- [Stored entries]

----------------

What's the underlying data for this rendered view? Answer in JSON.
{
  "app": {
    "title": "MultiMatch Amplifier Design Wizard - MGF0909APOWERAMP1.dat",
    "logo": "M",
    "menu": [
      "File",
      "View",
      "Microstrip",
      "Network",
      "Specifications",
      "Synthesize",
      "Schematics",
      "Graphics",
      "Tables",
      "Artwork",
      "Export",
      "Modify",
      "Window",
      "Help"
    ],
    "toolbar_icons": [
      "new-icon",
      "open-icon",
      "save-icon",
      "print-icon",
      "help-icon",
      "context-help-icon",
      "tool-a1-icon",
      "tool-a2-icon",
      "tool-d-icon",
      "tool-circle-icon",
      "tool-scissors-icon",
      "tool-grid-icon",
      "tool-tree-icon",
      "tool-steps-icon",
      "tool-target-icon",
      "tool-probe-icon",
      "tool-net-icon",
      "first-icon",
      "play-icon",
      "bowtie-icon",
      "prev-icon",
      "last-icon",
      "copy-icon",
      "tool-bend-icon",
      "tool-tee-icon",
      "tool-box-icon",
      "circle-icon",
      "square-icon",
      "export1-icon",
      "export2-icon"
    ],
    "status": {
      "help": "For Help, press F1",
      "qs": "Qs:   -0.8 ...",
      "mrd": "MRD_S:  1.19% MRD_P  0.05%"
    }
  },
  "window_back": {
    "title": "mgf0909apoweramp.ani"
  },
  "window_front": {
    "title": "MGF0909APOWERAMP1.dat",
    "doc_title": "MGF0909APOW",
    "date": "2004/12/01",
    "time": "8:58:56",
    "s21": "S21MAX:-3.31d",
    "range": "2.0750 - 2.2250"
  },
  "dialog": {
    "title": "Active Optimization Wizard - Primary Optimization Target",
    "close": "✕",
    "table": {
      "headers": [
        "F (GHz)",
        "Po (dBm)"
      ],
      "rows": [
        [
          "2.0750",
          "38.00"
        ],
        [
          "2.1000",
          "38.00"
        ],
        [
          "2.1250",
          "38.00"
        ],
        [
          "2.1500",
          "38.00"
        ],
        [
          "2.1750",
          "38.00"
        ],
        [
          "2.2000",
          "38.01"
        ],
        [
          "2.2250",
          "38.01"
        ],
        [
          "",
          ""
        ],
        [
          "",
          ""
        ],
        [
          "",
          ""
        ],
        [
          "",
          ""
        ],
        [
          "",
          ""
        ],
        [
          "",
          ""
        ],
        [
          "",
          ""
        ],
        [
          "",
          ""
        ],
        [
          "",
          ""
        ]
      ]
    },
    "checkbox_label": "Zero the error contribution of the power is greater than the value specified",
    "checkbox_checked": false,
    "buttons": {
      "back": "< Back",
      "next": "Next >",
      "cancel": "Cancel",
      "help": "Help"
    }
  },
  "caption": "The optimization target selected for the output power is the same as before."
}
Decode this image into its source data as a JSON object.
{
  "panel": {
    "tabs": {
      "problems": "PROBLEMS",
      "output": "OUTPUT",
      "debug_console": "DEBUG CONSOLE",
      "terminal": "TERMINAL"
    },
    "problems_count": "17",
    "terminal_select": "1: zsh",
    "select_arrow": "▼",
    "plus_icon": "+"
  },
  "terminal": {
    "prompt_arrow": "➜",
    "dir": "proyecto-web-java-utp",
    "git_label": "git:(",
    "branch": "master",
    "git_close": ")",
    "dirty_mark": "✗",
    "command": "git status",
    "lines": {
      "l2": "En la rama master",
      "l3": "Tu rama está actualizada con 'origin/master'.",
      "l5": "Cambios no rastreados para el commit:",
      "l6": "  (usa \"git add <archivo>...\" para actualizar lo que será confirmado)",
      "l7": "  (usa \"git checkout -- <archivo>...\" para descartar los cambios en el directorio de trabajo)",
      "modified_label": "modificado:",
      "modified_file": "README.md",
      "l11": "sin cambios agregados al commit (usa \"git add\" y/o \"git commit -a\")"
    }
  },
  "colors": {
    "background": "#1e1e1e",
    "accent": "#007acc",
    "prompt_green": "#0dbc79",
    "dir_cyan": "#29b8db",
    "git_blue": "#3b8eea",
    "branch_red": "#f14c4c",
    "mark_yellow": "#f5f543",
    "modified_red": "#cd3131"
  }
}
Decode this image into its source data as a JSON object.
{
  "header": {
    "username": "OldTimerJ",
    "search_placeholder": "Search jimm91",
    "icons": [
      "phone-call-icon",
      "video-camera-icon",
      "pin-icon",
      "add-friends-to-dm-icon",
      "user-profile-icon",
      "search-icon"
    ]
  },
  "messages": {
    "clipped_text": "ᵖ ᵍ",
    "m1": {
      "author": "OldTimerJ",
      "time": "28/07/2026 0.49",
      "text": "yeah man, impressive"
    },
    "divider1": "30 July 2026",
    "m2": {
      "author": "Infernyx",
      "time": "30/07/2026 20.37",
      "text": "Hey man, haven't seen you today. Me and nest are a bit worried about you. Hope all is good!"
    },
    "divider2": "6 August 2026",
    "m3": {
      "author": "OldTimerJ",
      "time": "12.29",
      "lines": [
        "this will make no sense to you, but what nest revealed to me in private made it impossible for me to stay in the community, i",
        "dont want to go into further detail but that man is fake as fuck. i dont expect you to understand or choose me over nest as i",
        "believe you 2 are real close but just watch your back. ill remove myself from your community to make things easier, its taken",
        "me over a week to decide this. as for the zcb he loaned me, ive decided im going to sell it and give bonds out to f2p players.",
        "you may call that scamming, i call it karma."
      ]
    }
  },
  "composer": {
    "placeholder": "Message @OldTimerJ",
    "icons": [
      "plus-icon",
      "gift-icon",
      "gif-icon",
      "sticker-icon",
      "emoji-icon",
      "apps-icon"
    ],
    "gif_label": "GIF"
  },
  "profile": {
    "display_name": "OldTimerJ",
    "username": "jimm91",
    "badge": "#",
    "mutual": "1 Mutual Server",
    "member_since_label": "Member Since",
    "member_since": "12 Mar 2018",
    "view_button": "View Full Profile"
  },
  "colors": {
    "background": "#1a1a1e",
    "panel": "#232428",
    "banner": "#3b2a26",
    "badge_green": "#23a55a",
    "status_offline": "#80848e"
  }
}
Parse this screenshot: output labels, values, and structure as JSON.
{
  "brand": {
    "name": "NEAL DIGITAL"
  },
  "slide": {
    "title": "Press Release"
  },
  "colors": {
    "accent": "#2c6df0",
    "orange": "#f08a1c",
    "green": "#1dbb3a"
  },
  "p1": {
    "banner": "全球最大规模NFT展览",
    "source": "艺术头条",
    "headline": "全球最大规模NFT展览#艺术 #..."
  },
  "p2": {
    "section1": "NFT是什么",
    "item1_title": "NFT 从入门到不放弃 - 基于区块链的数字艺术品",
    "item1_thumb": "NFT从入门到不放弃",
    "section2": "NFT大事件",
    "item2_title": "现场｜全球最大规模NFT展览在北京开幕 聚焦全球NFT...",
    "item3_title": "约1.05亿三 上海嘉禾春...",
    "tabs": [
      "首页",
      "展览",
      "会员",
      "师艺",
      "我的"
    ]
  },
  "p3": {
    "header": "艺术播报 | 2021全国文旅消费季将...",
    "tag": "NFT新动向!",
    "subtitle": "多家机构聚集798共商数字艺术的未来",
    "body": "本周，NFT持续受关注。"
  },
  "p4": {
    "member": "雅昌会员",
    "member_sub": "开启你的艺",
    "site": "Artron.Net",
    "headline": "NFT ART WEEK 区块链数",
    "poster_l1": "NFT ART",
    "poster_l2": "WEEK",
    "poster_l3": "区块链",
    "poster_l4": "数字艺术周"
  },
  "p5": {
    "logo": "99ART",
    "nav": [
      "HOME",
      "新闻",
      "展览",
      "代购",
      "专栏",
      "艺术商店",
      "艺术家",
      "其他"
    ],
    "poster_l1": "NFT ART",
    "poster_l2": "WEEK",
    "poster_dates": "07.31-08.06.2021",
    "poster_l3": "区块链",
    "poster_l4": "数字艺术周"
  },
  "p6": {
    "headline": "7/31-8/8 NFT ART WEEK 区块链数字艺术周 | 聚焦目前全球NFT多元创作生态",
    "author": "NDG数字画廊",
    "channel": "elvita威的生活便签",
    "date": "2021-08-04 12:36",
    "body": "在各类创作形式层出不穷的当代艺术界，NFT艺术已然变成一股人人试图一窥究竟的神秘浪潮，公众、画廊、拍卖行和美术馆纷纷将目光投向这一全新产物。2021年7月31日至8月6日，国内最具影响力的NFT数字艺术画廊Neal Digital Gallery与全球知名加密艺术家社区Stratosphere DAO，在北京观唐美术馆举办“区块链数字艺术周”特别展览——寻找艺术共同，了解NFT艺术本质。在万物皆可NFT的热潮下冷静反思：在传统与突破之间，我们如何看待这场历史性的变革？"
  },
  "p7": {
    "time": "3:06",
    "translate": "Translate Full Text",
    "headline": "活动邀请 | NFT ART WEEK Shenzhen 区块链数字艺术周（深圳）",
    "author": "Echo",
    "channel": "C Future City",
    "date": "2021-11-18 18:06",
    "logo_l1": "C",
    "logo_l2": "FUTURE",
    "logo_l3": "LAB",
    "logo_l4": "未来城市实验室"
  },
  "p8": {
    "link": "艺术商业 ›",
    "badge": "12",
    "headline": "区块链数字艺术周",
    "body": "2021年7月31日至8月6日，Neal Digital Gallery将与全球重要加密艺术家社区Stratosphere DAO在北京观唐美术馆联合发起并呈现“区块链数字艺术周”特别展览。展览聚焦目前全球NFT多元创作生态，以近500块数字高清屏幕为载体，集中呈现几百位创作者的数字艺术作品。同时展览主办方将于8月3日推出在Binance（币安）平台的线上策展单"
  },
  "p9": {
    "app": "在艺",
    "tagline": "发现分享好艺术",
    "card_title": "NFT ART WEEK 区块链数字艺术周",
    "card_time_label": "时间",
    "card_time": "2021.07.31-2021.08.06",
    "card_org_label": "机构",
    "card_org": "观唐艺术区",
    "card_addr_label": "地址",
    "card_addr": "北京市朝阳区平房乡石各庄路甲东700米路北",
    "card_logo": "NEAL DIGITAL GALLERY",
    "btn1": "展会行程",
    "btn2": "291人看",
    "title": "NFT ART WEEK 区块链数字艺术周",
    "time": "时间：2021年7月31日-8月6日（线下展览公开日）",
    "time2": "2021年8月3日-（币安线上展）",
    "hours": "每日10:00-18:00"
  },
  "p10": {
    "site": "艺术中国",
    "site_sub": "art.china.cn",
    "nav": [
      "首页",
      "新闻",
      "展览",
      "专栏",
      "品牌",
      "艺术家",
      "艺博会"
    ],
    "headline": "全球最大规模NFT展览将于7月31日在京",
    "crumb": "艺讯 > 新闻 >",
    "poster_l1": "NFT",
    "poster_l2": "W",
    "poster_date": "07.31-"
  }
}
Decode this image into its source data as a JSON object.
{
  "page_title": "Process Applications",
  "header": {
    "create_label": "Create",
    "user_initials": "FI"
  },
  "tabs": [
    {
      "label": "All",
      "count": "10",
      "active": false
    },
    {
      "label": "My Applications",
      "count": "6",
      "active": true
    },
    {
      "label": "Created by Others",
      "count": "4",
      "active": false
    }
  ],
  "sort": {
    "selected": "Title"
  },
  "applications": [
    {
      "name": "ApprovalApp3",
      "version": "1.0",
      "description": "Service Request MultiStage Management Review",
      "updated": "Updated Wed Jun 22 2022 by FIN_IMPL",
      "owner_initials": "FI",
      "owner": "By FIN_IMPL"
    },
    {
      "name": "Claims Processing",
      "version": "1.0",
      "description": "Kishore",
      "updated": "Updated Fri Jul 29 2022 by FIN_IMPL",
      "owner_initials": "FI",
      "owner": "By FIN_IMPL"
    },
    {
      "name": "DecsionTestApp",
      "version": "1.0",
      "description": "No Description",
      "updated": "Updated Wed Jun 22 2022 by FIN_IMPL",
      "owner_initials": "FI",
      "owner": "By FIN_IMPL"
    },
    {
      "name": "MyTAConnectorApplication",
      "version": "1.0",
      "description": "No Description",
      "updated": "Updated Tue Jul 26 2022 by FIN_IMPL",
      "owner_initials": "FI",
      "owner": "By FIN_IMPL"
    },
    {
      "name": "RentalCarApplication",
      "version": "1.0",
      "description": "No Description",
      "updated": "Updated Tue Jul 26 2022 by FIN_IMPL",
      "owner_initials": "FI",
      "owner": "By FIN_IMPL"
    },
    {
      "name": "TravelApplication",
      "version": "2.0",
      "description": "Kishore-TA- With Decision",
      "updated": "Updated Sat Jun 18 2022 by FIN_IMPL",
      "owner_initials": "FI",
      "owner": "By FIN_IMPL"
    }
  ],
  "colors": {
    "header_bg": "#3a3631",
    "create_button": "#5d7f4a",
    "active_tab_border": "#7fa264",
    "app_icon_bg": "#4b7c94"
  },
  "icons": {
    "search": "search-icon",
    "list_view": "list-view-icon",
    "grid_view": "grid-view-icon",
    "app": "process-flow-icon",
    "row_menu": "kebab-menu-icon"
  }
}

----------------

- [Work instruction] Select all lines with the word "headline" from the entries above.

- [Problem solution]
    "headline": "全球最大规模NFT展览#艺术 #..."
    "headline": "NFT ART WEEK 区块链数",
    "headline": "7/31-8/8 NFT ART WEEK 区块链数字艺术周 | 聚焦目前全球NFT多元创作生态",
    "headline": "活动邀请 | NFT ART WEEK Shenzhen 区块链数字艺术周（深圳）",
    "headline": "区块链数字艺术周",
    "headline": "全球最大规模NFT展览将于7月31日在京",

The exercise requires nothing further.